Here`s what I put in the other thread on questioning business ideas:
Hello Everyone!! I am new here and I am really excited to hear from all of
you. To put it in simple terms: My husband and I are both artists . He with
photography and art,Myself with music. I would like to combine both our
talents so that we can run a business together. Unfortunately the category
that his photography falls in is very competitive so there has to be
something that we could do to make him stand out. He currently works a
day job and does the photography on the side. I feel that with the right
funding we could invest more into his side business and make it more
lucrative. Any suggestions? I am tired of us being the starving artists we
have talent and its time to make money off of it! Cheers!
Hi there, TheLou :-)
As you cruise through Startup Nation`s forums and community, you`ll
find that lots of people somehow believe that only with outside funding

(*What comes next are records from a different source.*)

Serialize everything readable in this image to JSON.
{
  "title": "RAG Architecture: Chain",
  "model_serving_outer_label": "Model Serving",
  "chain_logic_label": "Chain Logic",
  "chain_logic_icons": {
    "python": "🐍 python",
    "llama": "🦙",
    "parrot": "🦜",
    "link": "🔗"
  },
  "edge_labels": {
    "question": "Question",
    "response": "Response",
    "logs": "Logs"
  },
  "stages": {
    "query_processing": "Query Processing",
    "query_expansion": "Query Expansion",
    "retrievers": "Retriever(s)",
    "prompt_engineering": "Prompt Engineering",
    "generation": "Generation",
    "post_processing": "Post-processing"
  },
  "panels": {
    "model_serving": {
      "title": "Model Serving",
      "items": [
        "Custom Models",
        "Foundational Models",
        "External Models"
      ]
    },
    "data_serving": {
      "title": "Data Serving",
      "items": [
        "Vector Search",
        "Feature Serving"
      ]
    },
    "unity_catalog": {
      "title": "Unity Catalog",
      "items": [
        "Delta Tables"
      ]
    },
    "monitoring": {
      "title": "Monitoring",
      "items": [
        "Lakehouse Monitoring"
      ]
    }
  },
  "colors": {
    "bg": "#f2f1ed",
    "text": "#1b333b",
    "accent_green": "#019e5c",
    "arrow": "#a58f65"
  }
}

can someone start a business. We`ve had a lot of discussion about the
difference between "bootstrapping" and startup capital.
In a simplistic summarization, "bootstrapping" is where you start a
business with very little money, sometimes less than $500. All proceeds
from the initial actions serve to re-invest money into the ongoing
development of the business. Lots of people do that.
The other way, having some sort of outside funding---investment
capital---gives you a significant amount of cash for the purpose of
doing specific things. It might be that you can`t start a car-repair
business without first having a garage. Or it could be that you require
a nuclear reactor in order to develop a business selling fusion-powered
The point is that having external funding isn`t always required.
So here you are, a musician and a photographer. Both music and
photography are highly competitive for two reasons. The first is that
there are a lot of very talented musicians and photographers in the
world. The second is that most people "feel" they can play music and
take pictures. The market, in other words, is quite jaded toward the
art of music and photography.
As such, the problem isn`t what business to start---you`ve already got
that; the music and the photography business. Instead, the problem is
how to differentiate yourselves. How can you be different and memorable?
More often than not, people believe that the product itself is the
differentiating factor. Ansel Adams, for example, wasn`t a stagecoach
driver or a bank robber; he was a photographer. His product was
photographs, therefore he was different. Is that true?
Why do people remember Mr. Adams? Do they say, "Oh...sure! He was a guy who took pictures!"
Now consider Liberace: He was a helluva piano player, but is that what people remember?
There are countless musicians, and perhaps even more photographers,
when you factor in the people with a $199 digital camera they just
bought yesterday at Wal-mart. Only a small percentage of those decide
to make a living from music or photography.
But that`s still a lot of people. What really differentiates the pros
is that they have a business sense. If they don`t, they have a manager
who comes along and applies business principles to selling the product.
That product can be the person, the art, or the presenation---the show.
One way to look at this is to come up with a type of photography or
music, or a combination of the two that would make an unusual product.
But another way is to do what you`re doing; figure out how to take the
art---whatever it is---and market it differently.
How come VHS won over the Beta format? Marketing. Why did people spend
a lot of money on pet rocks, the hoolah-hoop, and Cabbage Patch dolls?
That`s not to say that a new invention that does something very
different from previous things only makes it due to marketing. It`s to
say that "the show" is one thing, and "the music" is another.